The County Commission now has the power to impose a 1 percent tax on the county's eating establishments to pay off the debt for the $7.7 million building. Gov. Norm Bangerter signed the legislation that will allow the county to impose the optional tax. The tax is to be earmarked for tourism, recreation and convention facilities.Commissioner Gary Herbert said in a news conference Tuesday, "We are leaning toward implementing that tax." UVCC held a meeting with the press Tuesday morning to tout the community benefits of an 8,500-seat arena and to dispel "misconceptions" about the project. Local legislators and municipal leaders attended the gathering.

Supporters of the project say economic benefits include additional tourist dollars, sales and room tax revenue, increased real estate values and additional employment.

While the commission has tipped its hand about the tax, voters still have their poker faces on about the bond. "This bond isn't an automatic thing, folks," Sen. Chuck Peterson, R-Provo, told officials. Next Monday, the commission will discuss whether to impose the tax. The county stands to collect about $800,000 a year through the tax.

UVCC President Kerry Romesburg said the college will drop its push for the arena should residents vote down the proposed general obligation bond. The election will be held April 9.

"It ought to be people telling government what they need to have and ought to have rather than government telling people what they need to have and ought to have," Herbert said.

"If the bond doesn't pass, we'll build a P.E. building," Romesburg said. The college expects to receive $10 million from the state next year to construct a physical education complex. It wants to piggyback the events center on it using revenue from the proposed bond.

Without voter approval next month, Romesburg said, the county might never see a new arena. He said he will not seek an industrial revenue bond because events centers that have been built that way are not self-sustaining.

The election is set for April because the 1991 Legislature authorized the college $50,000 in planning money. Planners need to know by July 1 whether to begin work on a physical education building or a special events center.

If the center is built, officials promise its use will serve countywide needs.

"We would not dominate the facility," Romesburg said. College officials foresee the center hosting 100 non-college activities a year. Those activities could include concerts, business trade shows, sporting events and religious meetings.

"I look at it as kind of a mini-Salt Palace," Peterson said.

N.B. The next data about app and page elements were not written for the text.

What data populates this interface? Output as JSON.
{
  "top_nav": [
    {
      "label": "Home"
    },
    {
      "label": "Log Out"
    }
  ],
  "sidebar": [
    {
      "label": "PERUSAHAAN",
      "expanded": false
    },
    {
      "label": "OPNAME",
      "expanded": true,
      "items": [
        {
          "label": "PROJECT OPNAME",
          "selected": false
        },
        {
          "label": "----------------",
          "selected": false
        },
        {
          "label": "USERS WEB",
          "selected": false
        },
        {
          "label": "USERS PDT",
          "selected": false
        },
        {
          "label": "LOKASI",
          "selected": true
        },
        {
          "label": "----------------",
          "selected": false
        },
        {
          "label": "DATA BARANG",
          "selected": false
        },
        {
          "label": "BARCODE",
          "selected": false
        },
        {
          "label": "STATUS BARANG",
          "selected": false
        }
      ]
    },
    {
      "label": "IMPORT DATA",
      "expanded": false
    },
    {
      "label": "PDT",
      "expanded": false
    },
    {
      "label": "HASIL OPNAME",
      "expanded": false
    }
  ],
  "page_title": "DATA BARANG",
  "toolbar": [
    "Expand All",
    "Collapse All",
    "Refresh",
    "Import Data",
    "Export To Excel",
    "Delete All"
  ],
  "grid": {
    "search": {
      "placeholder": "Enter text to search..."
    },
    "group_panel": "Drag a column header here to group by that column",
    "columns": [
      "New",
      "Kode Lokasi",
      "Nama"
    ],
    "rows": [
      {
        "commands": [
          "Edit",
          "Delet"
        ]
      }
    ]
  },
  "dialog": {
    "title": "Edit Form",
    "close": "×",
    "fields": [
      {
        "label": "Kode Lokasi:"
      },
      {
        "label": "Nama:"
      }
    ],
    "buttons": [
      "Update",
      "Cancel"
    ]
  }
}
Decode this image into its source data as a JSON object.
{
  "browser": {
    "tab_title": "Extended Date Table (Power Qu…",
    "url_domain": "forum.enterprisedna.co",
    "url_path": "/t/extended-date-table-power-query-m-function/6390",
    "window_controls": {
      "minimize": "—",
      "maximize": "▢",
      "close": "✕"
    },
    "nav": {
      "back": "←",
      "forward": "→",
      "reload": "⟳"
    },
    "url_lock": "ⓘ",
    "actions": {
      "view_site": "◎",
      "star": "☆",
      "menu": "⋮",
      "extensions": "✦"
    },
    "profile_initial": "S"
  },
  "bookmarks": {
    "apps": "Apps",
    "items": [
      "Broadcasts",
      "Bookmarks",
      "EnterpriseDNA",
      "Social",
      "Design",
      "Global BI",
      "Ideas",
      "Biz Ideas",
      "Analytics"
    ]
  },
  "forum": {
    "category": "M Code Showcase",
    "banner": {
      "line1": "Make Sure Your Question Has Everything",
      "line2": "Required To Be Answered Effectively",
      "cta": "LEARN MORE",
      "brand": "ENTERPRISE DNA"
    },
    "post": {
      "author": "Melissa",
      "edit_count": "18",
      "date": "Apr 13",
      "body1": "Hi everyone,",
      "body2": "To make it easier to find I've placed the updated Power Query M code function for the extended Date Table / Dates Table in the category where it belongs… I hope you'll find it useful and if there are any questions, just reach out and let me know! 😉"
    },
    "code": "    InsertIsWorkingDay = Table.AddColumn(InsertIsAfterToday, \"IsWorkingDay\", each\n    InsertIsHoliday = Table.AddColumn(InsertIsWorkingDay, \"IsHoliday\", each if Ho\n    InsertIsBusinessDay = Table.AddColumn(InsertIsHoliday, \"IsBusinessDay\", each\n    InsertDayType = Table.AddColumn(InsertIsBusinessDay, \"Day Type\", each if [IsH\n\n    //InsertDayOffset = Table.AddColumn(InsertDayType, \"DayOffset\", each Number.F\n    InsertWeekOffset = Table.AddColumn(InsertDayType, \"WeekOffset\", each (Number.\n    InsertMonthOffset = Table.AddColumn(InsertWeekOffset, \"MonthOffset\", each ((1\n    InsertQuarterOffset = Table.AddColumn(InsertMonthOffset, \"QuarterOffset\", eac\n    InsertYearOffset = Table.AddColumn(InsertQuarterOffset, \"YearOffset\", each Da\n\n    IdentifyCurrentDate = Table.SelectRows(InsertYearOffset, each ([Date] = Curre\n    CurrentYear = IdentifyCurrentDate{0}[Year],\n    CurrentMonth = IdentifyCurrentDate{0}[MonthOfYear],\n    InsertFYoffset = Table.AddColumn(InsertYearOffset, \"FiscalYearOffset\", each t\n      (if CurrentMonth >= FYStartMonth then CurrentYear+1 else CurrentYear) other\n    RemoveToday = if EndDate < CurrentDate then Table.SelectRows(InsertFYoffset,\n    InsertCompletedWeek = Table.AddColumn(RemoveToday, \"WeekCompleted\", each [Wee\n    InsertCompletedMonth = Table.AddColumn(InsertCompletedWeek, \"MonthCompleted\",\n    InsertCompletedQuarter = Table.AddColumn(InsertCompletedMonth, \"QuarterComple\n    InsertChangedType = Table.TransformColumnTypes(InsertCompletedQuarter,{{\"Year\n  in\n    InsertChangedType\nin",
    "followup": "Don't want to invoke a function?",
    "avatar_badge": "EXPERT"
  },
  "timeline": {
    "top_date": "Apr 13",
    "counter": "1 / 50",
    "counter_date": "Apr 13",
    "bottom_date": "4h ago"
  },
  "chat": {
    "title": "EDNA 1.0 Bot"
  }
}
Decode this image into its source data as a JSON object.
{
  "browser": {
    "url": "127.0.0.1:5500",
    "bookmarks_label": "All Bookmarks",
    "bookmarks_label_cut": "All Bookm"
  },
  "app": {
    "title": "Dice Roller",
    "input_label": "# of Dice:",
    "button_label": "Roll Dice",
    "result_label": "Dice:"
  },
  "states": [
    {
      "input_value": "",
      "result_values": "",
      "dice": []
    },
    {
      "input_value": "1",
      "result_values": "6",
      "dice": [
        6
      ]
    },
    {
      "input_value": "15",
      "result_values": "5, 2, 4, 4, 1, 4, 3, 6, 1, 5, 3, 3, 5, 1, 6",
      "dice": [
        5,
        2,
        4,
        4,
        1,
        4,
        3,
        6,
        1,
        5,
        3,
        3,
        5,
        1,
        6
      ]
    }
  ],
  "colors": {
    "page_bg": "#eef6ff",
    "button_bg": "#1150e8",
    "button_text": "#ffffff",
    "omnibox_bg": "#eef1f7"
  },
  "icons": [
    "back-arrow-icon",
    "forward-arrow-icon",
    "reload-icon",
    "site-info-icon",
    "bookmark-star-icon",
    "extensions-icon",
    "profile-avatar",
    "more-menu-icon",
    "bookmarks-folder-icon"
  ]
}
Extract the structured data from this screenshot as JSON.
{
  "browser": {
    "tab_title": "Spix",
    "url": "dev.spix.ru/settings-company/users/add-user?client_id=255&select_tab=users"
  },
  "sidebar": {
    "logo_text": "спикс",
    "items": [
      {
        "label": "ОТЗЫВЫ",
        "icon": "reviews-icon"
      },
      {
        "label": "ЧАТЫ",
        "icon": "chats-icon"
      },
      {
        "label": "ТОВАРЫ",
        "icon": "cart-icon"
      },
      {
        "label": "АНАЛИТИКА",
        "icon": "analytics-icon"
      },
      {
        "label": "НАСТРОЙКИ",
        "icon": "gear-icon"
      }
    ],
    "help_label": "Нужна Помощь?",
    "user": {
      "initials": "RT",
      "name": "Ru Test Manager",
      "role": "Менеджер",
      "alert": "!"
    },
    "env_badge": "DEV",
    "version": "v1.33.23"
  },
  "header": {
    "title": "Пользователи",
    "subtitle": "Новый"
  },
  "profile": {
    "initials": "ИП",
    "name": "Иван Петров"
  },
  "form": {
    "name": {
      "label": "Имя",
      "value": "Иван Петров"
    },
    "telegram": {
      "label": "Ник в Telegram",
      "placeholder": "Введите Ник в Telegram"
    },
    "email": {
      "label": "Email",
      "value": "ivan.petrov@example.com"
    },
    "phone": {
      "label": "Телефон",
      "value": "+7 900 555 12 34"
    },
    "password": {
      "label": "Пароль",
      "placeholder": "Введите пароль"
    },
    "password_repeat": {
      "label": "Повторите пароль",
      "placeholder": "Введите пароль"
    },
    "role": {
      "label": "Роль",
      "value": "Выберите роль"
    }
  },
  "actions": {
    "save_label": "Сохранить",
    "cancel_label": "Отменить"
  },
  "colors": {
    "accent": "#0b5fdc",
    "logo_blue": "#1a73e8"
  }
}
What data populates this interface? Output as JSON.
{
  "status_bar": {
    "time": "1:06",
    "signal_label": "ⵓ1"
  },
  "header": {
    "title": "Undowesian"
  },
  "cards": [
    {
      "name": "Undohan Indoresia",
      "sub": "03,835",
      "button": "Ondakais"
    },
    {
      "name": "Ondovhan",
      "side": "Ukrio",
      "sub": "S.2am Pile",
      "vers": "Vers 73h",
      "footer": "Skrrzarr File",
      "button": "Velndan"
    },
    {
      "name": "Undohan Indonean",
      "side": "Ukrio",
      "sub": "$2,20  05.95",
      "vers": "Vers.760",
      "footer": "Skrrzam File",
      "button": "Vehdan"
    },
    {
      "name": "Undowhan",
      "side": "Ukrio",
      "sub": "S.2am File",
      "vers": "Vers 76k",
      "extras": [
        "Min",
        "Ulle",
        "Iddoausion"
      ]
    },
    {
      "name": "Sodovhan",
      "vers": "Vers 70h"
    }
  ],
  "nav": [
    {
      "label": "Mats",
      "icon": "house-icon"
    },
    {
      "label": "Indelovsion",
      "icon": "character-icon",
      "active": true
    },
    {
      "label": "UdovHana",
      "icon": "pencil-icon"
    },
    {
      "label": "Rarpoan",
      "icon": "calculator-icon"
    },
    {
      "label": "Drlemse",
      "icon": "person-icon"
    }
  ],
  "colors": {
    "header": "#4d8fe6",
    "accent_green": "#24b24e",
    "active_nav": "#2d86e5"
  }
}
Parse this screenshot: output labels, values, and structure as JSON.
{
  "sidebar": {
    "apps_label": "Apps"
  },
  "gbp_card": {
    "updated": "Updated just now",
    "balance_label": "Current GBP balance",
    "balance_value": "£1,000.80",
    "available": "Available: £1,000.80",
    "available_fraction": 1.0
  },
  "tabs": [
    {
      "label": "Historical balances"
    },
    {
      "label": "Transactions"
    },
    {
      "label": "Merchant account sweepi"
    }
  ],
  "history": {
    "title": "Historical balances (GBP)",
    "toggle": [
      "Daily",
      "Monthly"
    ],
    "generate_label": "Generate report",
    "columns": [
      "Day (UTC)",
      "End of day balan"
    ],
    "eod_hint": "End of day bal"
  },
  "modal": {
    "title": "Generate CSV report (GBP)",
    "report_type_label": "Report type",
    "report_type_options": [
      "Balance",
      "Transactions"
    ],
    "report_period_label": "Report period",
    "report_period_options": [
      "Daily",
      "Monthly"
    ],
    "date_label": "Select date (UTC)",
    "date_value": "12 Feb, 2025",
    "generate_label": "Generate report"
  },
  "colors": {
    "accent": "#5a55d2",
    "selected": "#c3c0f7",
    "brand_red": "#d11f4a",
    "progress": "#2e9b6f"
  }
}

Utah Valley's "Salt Palace" is to be owned by the state, which will pick up two-thirds of its operation and maintenance costs. The remainder will be covered by renting out the facility, sales receipts and concessions.

The center is to be governed by a nine-member board of directors - five appointed by the commission and the other four by the UVCC president.

Orem Mayor Blaine Willis said the city's plan to widen 1200 West should handle increased traffic around the school. College officials have also proposed another entrance to campus.

The special events center is to be built north of the school's Activity Center.